But what does he think about the government’s plan to reduce JAMB’s fees?
“It is a good thing because not that JAMB was over-charging before but with the latest development, JAMB has been able to demonstrate to the government that we do not need as much as we generate to run the institution and the right thing for the government to do is to reduce it so that the benefit of our sweat can be passed to ordinary Nigerians.

“It is a welcome development and also shows that we have a responsible government because if the government is interested in stealing all it needs is to be negotiating to put a stooge there who will steal the resources and they will share the money. It is not because we are generating more but we are not wasting more and I believe we can do better, “he explains.

A native of Abeokuta, Ogun State, 64-year-old Oloyede was born and raised in Lagos under the watchful eyes of his maternal grandmother and extended family members having lost his mother he was just four.

Going to the university to study Islamic Studies up to doctoral level wasn’t a misstep as his childhood dream was to be a good Muslim.
“My dream as a child was to be the best Muslim I could be because I could see my parents. I could see members of my families being renowned Muslim scholars. As children growing up in those days, we weren’t dreaming of becoming anything other than to be able to be useful to the community. Maybe after admission to the university then we could start dreaming of a career path,” he points out.

An academic par excellence, it is little wonder when he says: “If I am given the opportunity to come to this world 20 times I would still love to be a teacher. I tell my children that I don’t see any trade that is as profitable as teaching at any level. You have the opportunity of developing your brain and when it comes to personal development the opportunities are there. I have four children and I encourage all my children to be teachers – three of them are teachers.”

When he is not engaged in his official duties, Oloyede pounds the treadmill to keep in shape. That obviously accounts for his athletic look.

Exuding a deep sense of gratitude, the JAMB boss says: “Leadership should translate to sacrifice and service. The society has made significant contribution to my life. I enjoyed federal government scholarship. My parents only paid my year one and I became a federal government scholar. What I am doing now is like paying back. It was from the taxpayer’s money I was given education so there is nothing special in what I am doing now.

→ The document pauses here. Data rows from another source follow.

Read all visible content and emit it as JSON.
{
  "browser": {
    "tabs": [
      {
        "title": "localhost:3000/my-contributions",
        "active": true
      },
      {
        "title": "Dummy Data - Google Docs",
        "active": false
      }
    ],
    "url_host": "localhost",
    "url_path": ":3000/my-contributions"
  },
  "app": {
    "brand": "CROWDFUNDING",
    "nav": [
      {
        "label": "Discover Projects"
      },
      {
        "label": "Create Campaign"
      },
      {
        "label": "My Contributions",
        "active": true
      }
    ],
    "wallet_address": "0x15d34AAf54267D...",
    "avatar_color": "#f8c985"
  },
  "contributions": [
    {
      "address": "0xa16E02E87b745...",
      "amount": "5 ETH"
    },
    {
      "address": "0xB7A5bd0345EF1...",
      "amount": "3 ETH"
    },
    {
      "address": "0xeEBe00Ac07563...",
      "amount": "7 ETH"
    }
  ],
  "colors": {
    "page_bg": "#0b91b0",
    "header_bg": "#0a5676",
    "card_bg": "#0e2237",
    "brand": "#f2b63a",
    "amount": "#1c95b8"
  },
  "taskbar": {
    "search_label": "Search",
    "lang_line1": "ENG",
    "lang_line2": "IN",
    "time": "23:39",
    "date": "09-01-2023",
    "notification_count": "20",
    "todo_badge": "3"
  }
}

“If I am a citizen of the UK today I would have been in debt because I would have taken loan and still be paying back. Those of us who have knowledge of public education should note that nothing is too much to render for this country,” he added.